GroundwaterU Video Summary

This video includes interviews with farmers and drillers, who describe first hand how groundwater has become an unsustainable resource and how there is an agricultural crises. Without surface water available for agriculture and aquifer recharge, and given the continued reliance on groundwater pumping, the aquifers are being depleted and desertification is occurring.

The agricultural industry uses eighty percent of the California’s water. In the past, farmers in the Central Valley relied on surface water to irrigate, but surface water has dried up, leaving groundwater pumping as the only option. A well driller is interviewed and describes the need to drill deeper than existing wells in order to access groundwater. His business has seven drill rigs and all seven of them are booked up for at least a year. Many of the wells are being drilled because existing wells are no longer deep enough to access groundwater; water levels continue to decline leading to aquifer depletion. Whereas 800 ft was considered a deep well in the past, wells as deep as 1,200 ft are not uncommon now, and these wells cost nearly $400,000. Groundwater use is poorly regulated, leaving each farmer to pump as they wish, leading to social and economic problems in the long run.

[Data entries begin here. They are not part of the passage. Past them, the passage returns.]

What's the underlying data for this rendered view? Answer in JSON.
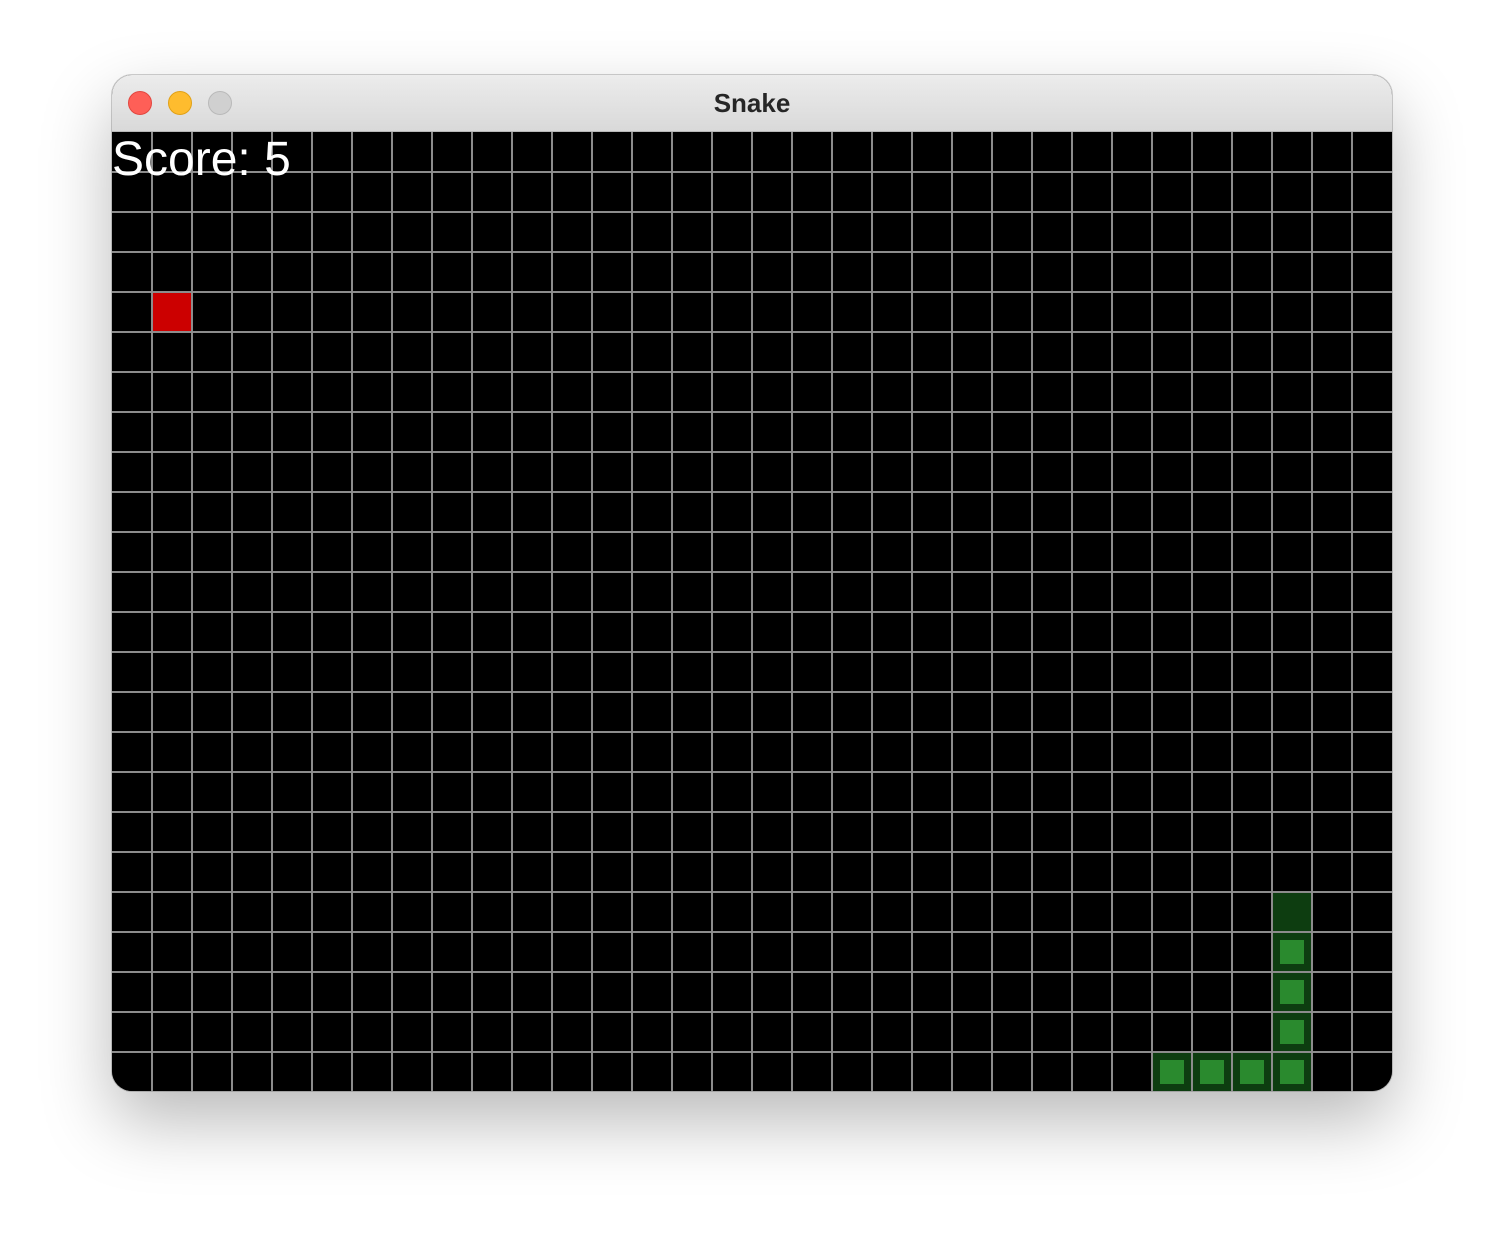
{
  "window": {
    "title": "Snake"
  },
  "game": {
    "score_text": "Score: 5",
    "grid": {
      "cols": 32,
      "rows": 24
    },
    "food": {
      "col": 1,
      "row": 4
    },
    "snake": {
      "head": {
        "col": 29,
        "row": 19
      },
      "segments": [
        {
          "col": 29,
          "row": 20
        },
        {
          "col": 29,
          "row": 21
        },
        {
          "col": 29,
          "row": 22
        },
        {
          "col": 29,
          "row": 23
        },
        {
          "col": 28,
          "row": 23
        },
        {
          "col": 27,
          "row": 23
        },
        {
          "col": 26,
          "row": 23
        }
      ]
    },
    "colors": {
      "background": "#000000",
      "grid_line": "#8c8c8c",
      "food": "#cc0000",
      "snake_cell": "#0d3d10",
      "snake_inner": "#2a8a2e"
    }
  }
}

Farmers fear that with continued over-pumping and lack of surface water to use and to recharge the aquifer (aquifer recharge), the area will become the desert it used to be.

About this Video

Video Creator: Tim Pool, Valerie Bischoff
Recommended/Summary by: Andrew Cohen
Curated by GroundwaterU on: 01/20/2022

Video Language: English
Video Category: Policy/Legal, Science/Engineering
Multimedia Type: Film/Pictures
Presentation Style: Other
Technical Level: Beginner